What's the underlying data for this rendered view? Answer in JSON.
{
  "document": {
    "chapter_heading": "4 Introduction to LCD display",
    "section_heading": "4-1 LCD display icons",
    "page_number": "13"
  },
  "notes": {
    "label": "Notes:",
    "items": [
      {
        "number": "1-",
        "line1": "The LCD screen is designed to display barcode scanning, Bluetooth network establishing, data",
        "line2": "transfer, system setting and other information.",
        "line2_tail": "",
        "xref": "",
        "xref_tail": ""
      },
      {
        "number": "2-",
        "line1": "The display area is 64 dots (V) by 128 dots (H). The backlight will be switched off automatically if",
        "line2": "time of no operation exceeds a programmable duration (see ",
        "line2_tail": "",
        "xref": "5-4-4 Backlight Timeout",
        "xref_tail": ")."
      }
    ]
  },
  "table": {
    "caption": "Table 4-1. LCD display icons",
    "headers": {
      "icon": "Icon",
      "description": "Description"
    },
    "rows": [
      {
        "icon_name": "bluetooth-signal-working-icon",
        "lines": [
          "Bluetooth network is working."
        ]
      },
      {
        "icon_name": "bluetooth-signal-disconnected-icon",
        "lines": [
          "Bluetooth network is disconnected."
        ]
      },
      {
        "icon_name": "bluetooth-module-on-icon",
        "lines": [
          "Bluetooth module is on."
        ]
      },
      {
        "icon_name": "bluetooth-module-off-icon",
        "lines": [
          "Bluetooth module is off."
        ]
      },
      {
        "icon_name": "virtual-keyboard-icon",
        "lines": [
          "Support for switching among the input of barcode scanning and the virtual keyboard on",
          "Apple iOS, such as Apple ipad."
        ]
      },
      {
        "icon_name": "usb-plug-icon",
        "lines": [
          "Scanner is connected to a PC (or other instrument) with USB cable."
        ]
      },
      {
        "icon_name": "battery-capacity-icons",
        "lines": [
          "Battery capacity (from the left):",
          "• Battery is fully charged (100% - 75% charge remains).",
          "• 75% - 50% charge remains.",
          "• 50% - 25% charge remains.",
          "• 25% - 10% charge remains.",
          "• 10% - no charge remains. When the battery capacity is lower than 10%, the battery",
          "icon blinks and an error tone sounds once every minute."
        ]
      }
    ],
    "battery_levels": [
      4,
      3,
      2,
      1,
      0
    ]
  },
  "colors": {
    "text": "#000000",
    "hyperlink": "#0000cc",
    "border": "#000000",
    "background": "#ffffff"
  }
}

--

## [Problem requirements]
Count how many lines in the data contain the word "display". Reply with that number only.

## [Final answer]
5